It’s estimated that 150,000 cars a year are deemed to be “lemon cars” under our current lemon laws. That represents around 1% of the 17+ million new cars and trucks sold in the U.S.
What happens to those lemon cars? You might be surprised to find many of the cars that are repurchased by manufacturers are turned around and sold again, putting them back on the streets. That’s according to a recent article in Road & Track Magazine.
While some states require some type of disclosure (less than 1/3 of all states), most do not. Of those that do, titles do not typically have any reference to “lemon cars”. The often use words such “Manufacturer Repurchase”.

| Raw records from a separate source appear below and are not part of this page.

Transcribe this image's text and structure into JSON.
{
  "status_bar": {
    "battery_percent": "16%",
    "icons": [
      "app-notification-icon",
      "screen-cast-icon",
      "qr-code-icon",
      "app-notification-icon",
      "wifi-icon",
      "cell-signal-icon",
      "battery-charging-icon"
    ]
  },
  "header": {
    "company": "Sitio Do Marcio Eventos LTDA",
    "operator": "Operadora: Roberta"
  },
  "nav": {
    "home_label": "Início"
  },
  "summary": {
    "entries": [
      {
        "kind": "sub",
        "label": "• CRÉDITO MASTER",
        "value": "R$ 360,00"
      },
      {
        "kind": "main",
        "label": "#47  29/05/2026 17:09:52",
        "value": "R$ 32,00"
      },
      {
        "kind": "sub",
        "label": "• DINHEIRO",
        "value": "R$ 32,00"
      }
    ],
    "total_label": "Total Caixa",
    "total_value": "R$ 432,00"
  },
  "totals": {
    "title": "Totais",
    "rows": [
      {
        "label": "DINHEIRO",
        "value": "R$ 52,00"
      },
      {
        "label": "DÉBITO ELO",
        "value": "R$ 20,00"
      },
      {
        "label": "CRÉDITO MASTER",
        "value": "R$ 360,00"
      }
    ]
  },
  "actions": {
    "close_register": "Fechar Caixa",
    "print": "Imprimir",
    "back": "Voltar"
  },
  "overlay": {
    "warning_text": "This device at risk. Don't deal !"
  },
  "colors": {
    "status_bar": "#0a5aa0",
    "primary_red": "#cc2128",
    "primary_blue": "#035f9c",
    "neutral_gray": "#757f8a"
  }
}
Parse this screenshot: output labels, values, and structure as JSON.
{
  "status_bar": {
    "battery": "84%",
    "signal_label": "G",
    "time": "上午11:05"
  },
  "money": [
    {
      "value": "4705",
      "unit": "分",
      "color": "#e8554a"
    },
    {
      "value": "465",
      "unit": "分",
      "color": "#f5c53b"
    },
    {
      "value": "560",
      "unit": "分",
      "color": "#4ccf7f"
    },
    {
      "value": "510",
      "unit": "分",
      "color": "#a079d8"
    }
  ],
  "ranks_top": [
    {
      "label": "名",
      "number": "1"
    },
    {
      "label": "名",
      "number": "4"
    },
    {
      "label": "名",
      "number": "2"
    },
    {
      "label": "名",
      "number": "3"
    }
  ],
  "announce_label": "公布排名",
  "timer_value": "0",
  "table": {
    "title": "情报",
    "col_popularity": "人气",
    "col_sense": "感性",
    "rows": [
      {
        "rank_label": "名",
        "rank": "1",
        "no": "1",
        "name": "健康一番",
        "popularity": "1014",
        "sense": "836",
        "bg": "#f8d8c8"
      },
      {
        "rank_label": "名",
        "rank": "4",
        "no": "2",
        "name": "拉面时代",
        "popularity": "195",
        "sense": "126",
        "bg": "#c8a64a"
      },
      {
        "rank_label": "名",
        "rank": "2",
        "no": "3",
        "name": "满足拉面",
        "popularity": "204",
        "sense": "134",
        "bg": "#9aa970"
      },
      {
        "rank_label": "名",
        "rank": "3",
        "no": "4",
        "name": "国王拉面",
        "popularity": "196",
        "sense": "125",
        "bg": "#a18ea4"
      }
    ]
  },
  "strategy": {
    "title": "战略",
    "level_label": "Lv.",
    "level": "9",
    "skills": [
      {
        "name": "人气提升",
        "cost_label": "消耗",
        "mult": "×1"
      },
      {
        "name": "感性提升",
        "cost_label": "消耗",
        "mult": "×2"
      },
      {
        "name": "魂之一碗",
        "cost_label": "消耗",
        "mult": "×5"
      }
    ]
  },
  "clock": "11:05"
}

What can used car shoppers do? Well, not as much as you think. First, the buyer needs to be aware that it’s a possibility. Second, buyers need to do their due diligence. This includes reviewing the registration history. After its initial sale, has the car ever purchased by a manufacturer? Are there lots of changes in ownership in a short period of time? And finally, buyers can look to services such as Carfax to help spot significant or chronic problems experienced by the cars they are shopping for.